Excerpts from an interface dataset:

+++++

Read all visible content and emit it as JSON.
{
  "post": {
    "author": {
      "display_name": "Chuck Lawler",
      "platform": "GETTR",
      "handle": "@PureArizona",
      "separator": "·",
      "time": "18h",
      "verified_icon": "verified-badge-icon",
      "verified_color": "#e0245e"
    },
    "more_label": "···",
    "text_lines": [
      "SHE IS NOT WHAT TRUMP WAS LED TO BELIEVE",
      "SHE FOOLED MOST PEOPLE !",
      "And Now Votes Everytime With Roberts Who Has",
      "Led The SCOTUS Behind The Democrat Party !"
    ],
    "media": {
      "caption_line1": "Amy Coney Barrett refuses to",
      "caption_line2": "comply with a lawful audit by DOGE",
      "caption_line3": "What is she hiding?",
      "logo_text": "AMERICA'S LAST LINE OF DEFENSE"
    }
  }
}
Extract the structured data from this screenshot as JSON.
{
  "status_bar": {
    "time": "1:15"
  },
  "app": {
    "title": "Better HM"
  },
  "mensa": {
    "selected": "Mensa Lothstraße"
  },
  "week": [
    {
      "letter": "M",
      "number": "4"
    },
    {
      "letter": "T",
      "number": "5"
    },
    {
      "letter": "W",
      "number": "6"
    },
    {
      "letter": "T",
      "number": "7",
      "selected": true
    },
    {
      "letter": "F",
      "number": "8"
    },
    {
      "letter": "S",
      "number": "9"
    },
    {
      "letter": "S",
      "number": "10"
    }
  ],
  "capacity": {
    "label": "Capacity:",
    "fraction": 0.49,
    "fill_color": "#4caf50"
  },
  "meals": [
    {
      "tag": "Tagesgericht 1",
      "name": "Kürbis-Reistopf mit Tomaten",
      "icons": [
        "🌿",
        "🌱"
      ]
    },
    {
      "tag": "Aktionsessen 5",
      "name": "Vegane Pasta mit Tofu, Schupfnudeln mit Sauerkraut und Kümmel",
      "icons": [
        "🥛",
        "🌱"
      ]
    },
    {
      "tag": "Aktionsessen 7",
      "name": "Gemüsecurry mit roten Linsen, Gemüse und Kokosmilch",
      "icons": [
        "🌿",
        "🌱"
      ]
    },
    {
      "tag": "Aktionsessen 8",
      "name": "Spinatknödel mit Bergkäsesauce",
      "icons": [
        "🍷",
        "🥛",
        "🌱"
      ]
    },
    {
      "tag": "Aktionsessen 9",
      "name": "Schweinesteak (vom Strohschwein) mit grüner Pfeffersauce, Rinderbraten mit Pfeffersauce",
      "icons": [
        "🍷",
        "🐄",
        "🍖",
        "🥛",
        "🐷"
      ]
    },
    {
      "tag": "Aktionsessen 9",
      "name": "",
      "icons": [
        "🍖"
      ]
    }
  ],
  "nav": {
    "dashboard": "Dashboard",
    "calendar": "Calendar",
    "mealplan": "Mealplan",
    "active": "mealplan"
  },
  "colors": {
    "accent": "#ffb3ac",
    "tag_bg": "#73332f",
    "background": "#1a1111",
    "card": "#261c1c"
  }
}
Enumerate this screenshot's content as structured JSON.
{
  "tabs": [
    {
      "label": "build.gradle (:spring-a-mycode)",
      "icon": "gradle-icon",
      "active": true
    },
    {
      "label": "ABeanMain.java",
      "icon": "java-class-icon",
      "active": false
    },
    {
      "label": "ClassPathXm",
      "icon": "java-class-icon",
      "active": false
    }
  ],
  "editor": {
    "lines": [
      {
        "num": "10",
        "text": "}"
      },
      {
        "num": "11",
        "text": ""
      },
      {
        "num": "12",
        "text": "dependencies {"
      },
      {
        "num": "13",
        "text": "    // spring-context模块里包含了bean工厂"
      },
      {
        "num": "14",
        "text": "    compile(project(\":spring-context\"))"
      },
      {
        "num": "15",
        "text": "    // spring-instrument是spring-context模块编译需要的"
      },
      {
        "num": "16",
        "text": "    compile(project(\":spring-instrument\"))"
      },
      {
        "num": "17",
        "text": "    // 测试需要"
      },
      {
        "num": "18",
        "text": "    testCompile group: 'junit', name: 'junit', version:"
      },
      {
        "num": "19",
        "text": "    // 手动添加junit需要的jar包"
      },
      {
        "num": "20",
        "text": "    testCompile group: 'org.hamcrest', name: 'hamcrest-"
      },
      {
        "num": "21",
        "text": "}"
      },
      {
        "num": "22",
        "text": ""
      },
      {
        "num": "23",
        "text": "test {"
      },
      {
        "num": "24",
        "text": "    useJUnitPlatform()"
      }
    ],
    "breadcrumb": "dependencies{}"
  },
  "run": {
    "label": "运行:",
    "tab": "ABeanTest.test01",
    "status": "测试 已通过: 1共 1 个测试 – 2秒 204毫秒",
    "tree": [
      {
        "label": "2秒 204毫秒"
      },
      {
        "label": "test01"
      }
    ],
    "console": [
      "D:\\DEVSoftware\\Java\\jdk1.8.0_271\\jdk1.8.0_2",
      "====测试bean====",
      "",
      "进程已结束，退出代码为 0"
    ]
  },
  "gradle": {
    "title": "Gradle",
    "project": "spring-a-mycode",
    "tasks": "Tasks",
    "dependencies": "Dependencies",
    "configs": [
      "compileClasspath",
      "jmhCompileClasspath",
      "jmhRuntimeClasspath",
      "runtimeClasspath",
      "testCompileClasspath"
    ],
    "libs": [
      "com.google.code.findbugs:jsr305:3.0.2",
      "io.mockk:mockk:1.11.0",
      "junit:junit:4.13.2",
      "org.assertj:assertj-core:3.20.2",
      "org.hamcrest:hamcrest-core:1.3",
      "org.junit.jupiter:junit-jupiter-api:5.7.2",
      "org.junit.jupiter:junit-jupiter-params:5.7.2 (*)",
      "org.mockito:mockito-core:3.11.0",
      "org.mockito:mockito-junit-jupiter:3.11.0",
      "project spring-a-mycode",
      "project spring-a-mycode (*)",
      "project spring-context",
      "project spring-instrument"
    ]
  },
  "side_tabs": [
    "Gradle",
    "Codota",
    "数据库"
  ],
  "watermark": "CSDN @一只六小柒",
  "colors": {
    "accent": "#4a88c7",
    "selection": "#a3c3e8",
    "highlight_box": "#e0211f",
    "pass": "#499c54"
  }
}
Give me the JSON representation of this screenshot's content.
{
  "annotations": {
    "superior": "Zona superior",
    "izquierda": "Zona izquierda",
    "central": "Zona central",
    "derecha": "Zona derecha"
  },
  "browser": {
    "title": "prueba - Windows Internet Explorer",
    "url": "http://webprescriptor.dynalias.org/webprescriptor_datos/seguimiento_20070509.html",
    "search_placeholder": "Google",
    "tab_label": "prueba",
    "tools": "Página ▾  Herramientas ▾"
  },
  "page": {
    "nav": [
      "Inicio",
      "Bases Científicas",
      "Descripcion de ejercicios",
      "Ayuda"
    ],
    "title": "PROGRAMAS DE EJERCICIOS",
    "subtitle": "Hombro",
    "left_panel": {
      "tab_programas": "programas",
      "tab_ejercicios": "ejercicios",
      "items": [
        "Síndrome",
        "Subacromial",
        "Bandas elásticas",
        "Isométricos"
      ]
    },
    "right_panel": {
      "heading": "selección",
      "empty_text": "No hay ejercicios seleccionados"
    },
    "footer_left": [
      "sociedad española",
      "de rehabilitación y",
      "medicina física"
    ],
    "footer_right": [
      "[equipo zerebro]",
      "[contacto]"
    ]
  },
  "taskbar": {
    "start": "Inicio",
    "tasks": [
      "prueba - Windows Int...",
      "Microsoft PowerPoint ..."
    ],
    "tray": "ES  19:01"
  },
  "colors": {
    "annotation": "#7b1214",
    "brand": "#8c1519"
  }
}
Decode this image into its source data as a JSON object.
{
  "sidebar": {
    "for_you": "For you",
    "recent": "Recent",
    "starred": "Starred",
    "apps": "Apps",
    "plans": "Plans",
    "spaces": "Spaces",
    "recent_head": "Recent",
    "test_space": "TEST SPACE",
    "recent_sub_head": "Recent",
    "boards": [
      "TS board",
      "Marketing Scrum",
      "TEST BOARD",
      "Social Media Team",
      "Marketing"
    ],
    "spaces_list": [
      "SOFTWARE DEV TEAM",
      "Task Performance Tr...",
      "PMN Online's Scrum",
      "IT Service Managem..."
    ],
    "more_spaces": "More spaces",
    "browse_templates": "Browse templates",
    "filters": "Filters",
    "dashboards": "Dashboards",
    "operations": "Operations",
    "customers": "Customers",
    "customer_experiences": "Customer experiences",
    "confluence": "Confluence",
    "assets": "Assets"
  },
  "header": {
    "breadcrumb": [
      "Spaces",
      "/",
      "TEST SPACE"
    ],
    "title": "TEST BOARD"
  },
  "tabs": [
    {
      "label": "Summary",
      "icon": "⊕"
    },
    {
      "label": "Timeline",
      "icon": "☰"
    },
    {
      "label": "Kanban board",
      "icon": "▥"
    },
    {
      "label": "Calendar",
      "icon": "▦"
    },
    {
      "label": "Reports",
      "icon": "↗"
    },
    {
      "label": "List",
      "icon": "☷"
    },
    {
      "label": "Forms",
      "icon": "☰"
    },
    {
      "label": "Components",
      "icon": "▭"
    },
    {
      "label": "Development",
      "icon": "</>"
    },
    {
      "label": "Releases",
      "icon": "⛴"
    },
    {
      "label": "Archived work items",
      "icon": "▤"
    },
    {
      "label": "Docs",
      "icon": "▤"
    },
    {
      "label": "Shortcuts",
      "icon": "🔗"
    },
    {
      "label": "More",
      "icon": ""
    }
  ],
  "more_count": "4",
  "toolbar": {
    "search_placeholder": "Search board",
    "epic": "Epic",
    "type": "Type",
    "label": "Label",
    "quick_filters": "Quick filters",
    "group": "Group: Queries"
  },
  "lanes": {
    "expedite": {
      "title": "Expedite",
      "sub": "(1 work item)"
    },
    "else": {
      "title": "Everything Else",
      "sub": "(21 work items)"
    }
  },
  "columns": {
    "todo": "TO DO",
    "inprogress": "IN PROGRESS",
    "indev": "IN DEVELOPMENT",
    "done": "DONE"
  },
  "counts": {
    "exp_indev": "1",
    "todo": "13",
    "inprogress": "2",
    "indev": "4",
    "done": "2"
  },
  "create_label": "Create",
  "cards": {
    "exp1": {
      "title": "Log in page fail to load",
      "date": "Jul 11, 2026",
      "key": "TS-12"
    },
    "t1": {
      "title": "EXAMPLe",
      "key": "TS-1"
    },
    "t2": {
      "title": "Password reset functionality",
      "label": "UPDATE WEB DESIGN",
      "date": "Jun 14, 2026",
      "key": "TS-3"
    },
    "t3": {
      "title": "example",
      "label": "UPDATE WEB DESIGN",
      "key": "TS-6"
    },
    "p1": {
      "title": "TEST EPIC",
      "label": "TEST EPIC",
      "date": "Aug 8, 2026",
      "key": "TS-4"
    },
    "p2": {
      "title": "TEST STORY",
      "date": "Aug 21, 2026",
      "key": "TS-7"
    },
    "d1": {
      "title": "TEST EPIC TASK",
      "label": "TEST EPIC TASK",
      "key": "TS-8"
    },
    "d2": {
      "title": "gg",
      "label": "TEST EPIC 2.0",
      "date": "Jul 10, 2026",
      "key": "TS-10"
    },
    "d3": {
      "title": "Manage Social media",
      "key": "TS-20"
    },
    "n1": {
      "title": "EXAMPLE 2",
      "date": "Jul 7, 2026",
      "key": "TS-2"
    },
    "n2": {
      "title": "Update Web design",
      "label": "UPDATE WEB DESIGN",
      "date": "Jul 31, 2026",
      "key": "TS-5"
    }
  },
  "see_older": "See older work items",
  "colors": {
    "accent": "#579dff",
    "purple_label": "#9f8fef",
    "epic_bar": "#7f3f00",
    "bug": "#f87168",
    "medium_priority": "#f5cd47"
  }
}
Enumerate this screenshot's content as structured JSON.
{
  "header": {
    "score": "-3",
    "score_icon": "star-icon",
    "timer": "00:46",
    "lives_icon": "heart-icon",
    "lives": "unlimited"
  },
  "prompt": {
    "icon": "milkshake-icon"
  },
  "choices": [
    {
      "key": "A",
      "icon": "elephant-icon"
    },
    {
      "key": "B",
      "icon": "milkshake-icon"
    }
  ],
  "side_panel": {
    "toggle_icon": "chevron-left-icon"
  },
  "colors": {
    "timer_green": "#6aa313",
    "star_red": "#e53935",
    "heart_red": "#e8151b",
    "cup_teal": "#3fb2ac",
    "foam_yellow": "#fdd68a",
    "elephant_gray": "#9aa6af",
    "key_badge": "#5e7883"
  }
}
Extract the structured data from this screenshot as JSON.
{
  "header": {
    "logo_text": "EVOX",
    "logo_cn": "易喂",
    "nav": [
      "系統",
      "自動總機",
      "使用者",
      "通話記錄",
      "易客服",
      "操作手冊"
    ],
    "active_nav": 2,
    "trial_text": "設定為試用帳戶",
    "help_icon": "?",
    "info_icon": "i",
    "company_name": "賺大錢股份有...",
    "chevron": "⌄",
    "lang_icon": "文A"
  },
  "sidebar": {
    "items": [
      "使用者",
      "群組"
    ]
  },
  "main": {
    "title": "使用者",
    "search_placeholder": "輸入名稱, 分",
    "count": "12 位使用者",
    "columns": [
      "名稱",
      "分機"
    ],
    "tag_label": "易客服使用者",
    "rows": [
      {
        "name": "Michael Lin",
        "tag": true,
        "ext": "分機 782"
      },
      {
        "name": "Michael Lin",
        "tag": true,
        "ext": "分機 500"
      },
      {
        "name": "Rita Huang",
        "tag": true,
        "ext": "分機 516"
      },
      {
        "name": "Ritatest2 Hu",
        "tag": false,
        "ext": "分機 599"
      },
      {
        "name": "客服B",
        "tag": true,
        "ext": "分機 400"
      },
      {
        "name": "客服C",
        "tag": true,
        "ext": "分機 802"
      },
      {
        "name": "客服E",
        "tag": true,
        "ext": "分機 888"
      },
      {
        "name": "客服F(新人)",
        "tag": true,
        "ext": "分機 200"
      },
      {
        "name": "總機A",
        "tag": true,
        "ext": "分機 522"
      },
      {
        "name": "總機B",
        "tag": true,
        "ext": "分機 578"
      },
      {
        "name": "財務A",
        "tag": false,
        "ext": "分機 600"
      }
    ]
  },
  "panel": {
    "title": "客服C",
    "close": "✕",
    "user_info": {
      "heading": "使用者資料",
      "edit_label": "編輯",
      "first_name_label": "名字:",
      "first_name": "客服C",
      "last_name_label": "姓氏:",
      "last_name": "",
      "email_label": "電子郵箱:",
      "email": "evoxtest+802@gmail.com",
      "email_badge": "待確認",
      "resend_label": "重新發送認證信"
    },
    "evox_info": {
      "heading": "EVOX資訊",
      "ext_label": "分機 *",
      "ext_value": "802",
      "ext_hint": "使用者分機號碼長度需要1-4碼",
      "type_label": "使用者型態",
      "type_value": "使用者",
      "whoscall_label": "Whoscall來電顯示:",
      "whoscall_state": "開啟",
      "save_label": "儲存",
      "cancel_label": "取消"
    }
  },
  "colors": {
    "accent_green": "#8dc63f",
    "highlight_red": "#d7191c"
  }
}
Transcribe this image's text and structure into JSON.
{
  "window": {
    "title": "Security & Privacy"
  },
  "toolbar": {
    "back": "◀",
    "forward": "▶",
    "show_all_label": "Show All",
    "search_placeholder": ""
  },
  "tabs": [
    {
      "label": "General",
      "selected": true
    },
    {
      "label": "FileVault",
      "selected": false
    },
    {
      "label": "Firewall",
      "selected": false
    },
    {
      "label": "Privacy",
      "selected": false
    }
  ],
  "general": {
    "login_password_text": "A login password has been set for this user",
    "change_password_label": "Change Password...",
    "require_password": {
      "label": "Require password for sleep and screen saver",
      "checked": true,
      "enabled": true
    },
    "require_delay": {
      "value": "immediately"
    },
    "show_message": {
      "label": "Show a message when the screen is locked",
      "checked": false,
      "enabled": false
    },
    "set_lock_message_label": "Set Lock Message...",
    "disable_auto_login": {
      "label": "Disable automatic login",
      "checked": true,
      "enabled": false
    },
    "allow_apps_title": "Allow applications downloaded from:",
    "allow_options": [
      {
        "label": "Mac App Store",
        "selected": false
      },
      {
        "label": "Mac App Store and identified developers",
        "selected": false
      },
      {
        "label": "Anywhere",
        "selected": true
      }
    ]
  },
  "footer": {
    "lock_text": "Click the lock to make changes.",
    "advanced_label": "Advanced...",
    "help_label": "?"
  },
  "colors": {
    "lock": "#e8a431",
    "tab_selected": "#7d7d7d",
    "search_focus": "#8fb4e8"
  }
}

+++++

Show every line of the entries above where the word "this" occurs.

● Exercise output
Extract the structured data from this screenshot as JSON.
Enumerate this screenshot's content as structured JSON.
Give me the JSON representation of this screenshot's content.
Decode this image into its source data as a JSON object.
Enumerate this screenshot's content as structured JSON.
Extract the structured data from this screenshot as JSON.
Transcribe this image's text and structure into JSON.
    "login_password_text": "A login password has been set for this user",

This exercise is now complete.